Hakuna Matatu

image

Riding in the matatu (van taxi) at nearly twice legal capacity, my knees crushed into the seat in front so hard that they become one. I shift from one buttock to the other trying to ease the numbing in my legs. In this cramped van I ride at speeds unthinkable given the wet, muddy roads, seatbelts a mere fantasy, I ride, I read, I watch the window, I transport to another place, a beautiful peaceful place, by the volcano formed crater lake I have spent the previous four days camping above. And yet I remain mildly disappointed that I am not sharing the taxi with a goat, or a chicken, as that would only intensify the experience.

Outside the window, the dramatic clouds paint the sky with a story, thick dark thunderstorm clouds roll over soft white clouds illuminated a red-orange goldness by the setting sun sinking behind the mountains. Single columns of rain appear in the distance, further left a curtain of rain forms an impenetrable wall. The driver continues, as if we are racing against the inevitable rain, slowing only for speed bumps both man made and created as a result of the rain season in combination with a lack in the countries road maintenance action plan. The lady behind periodically attempts to close the already shut window, seemingly unaware that the gentle cold breeze we are experiencing is due to the boot being tied shut with rope in order to maximise the vans cargo carrying capacity.

We approach the mountains covered in low lying clouds. The odd hill appears in view, the world beyond disappearing behind a wall of low lying cloud and thunderstorm rain.
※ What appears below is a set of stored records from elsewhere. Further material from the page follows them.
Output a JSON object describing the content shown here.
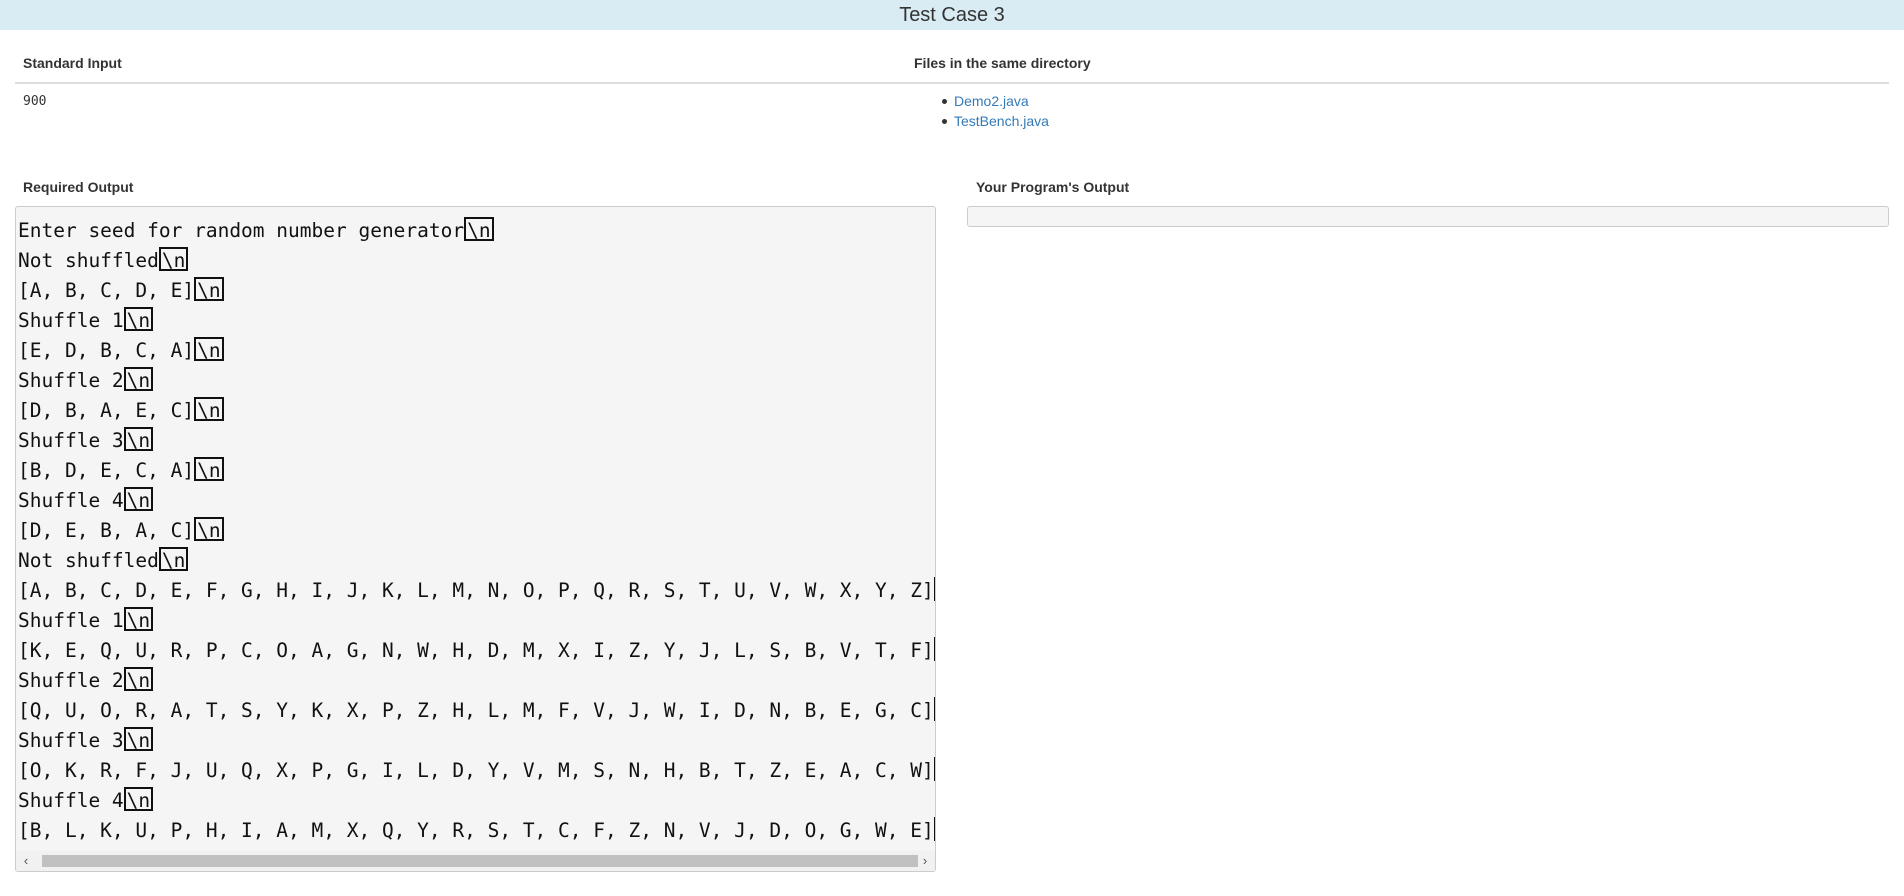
{
  "title": "Test Case 3",
  "standard_input": {
    "label": "Standard Input",
    "value": "900"
  },
  "files": {
    "label": "Files in the same directory",
    "items": [
      "Demo2.java",
      "TestBench.java"
    ]
  },
  "required_output": {
    "label": "Required Output",
    "newline_marker": "\\n",
    "lines": [
      "Enter seed for random number generator",
      "Not shuffled",
      "[A, B, C, D, E]",
      "Shuffle 1",
      "[E, D, B, C, A]",
      "Shuffle 2",
      "[D, B, A, E, C]",
      "Shuffle 3",
      "[B, D, E, C, A]",
      "Shuffle 4",
      "[D, E, B, A, C]",
      "Not shuffled",
      "[A, B, C, D, E, F, G, H, I, J, K, L, M, N, O, P, Q, R, S, T, U, V, W, X, Y, Z]",
      "Shuffle 1",
      "[K, E, Q, U, R, P, C, O, A, G, N, W, H, D, M, X, I, Z, Y, J, L, S, B, V, T, F]",
      "Shuffle 2",
      "[Q, U, O, R, A, T, S, Y, K, X, P, Z, H, L, M, F, V, J, W, I, D, N, B, E, G, C]",
      "Shuffle 3",
      "[O, K, R, F, J, U, Q, X, P, G, I, L, D, Y, V, M, S, N, H, B, T, Z, E, A, C, W]",
      "Shuffle 4",
      "[B, L, K, U, P, H, I, A, M, X, Q, Y, R, S, T, C, F, Z, N, V, J, D, O, G, W, E]"
    ]
  },
  "program_output": {
    "label": "Your Program's Output",
    "value": ""
  },
  "scrollbar": {
    "left_icon": "chevron-left-icon",
    "right_icon": "chevron-right-icon"
  }
}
People, hundreds of people in every one of the hundred small towns we pass line the streets, in some cases sheltering from the rain, in most seemingly passing the time by starring at each vehicle speeding past. I smile at anyone who looks at me, occasionally waving at children scattered along our path.

The vans horn is used for everything from, ‘hello fellow taxi we are driving past as you may have noticed, see you later friend’, to: get the fuck off the road I’m not slowing down for you, man on bicycle/children walking home from school/anything on the road that would lose in a collision.

I arrive while writing this and am ushered of the taxi in a hurry. A motorcycle taxi tries to rip me off, so I walk – eager to test out my new second hand fluro yellow Sears rain jacket purchased from a market earlier in the week – 10 minutes in the torrential rain, which of course stops the second I arrive at the hotel.

This shall be marked as one of the more pleasant rides. Based on a scale where spending 6 hours in a bus completely and utterly infested with cockroaches is about a 2/10.

image

Advertisements

2 thoughts on “Hakuna Matatu

  1. “The vans horn is used for everything from, ‘hello fellow taxi we are driving past as you may have noticed, see you later friend’, to: “get the fuck off the road I’m not slowing down for you, man on bicycle/children walking home from school/anything on the road that would lose in a collision.” ”
    This description is the best haha

    Like

Leave a Reply

Fill in your details below or click an icon to log in:

WordPress.com Logo

You are commenting using your WordPress.com account. Log Out / Change )

Twitter picture

You are commenting using your Twitter account. Log Out / Change )

Facebook photo

You are commenting using your Facebook account. Log Out / Change )

Google+ photo

You are commenting using your Google+ account. Log Out / Change )

Connecting to %s